grandfather

Sitting, Relaxing, Reflecting…

Today I decided to eat my lunch on my front porch–why? well, I’m gonna tell you.

I made myself two sandwiches, ham and cheese, threw in some Tostitos chips, too; and I put it all on a napkin. Then I went outside and sat and ate and observed.

A question came to me: How often do we notice the small things?

By small things, I don’t mean the rabbits that occasionally pick at our back lawn, nor do I mean the birds roosting in our trees. The small things, to me, are the aspects of a usual item we often neglect after a certain time.

I was sitting on the porch, listening to dogs barking, wind whistling, when I looked over at the stucco lining our house. Now, this house was built a year before my family moved into it, and we’ve lived here for over eleven years; so it’s expected for the house to age a bit. It’s only natural.

The stucco lining was cracked apart, as if a sledgehammer had slid across it. Cracks spiraled in every direction, and there was a large white space where the stucco used to be.

In over eleven years, I hadn’t noticed this.

I took a bite out of my sandwich, studied the wall, wondered how long it took to deteriorate, why it deteriorated.
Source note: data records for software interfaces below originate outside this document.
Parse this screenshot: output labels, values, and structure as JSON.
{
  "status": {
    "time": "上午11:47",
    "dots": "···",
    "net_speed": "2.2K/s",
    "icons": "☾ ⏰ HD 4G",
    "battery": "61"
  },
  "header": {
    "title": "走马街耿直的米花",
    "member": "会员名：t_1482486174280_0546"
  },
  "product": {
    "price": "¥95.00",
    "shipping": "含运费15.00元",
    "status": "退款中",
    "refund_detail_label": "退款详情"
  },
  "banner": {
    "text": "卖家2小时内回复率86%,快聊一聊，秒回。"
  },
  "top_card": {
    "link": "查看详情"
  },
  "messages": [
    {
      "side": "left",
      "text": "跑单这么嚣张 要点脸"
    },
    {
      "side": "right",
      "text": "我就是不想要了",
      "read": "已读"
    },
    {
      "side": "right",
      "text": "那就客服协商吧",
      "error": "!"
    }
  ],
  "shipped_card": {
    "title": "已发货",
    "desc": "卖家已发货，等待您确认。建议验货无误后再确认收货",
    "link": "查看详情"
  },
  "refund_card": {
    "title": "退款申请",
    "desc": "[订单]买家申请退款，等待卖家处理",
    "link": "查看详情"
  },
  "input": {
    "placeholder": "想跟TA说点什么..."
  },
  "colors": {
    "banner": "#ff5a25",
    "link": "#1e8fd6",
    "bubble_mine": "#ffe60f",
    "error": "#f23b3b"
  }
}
I’ve already given the answer. It’s age. The stucco grew so brittle, so fast, it gave way.

Chilled, I took another bite out of my sandwich and looked at the sidewalk beneath my feet. It wasn’t broken, but it was grimy; dirt filled the cracks, so much so even ants didn’t want to traverse the terrain.
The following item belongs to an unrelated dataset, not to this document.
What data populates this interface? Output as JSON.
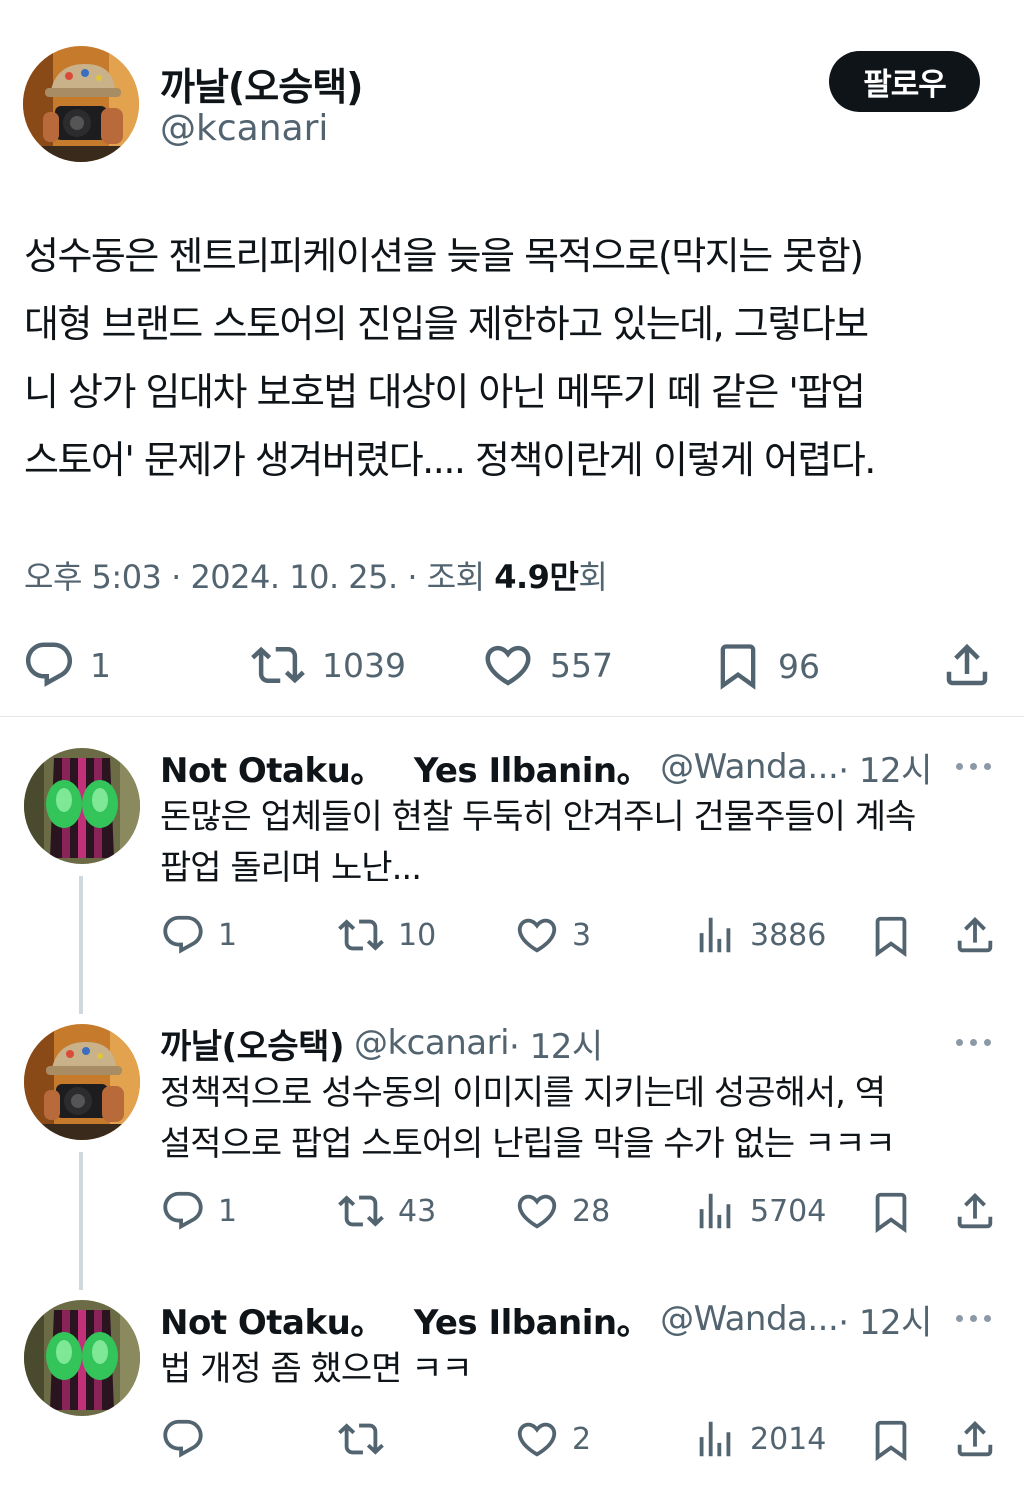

‘Nother victim of age, of life inevitably having its way.

Around then, I finished my sandwiches, started in on my Tostitos chips. Bite came after bite, and I couldn’t get age out of my mind. It frightened me, made me reflect on all those times I’d walked past the stucco and the sidewalk without the least consideration for their appearance.

I got to thinking about my life and how I’m halfway through being eighteen; my, what a fast ride it’s been. Pictured myself as an old man sitting on the front porch of his own home, wondering where the hell the time went.
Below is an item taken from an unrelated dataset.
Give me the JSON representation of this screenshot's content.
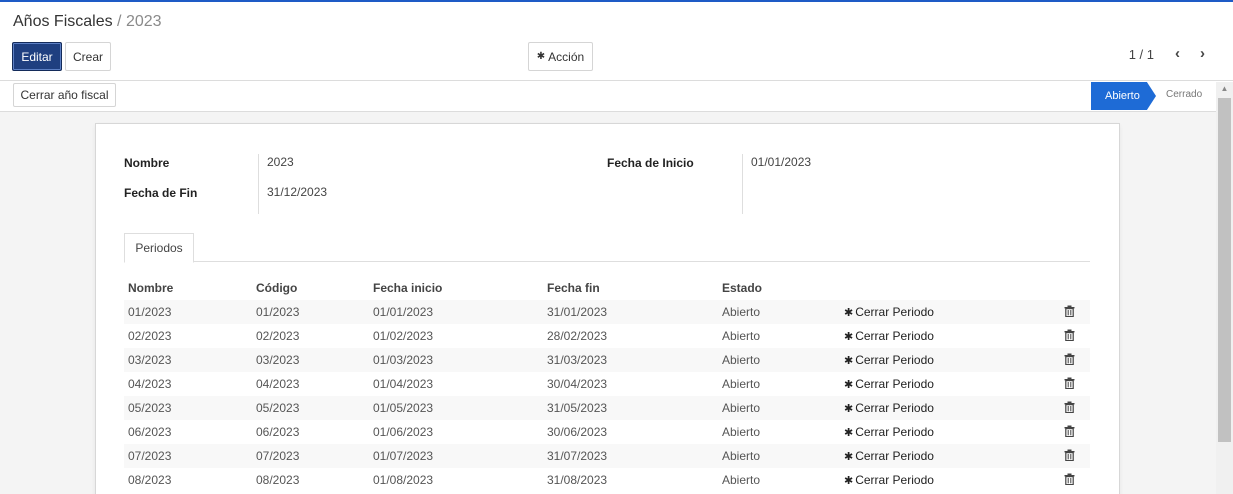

Maybe I’ll be a grandfather. Maybe I’ll be alone.

If I’ve learned one thing so far, it’s that life doesn’t work in predictions. You can guess all you want, but every event is determined by how you approach it firsthand. So, fortune telling’s bullshit.

I hope I won’t be alone, and I hope I don’t pass by this short life as if I were walking past a section of cracked stucco. That’d be sad. Worse, it’d be a waste of each day and month I remain here.

I try my best, though, cherish the small things. Hard work’s gotta count for something.

Think daily,

A Southpaw

 

Photo Cred: M.C Escher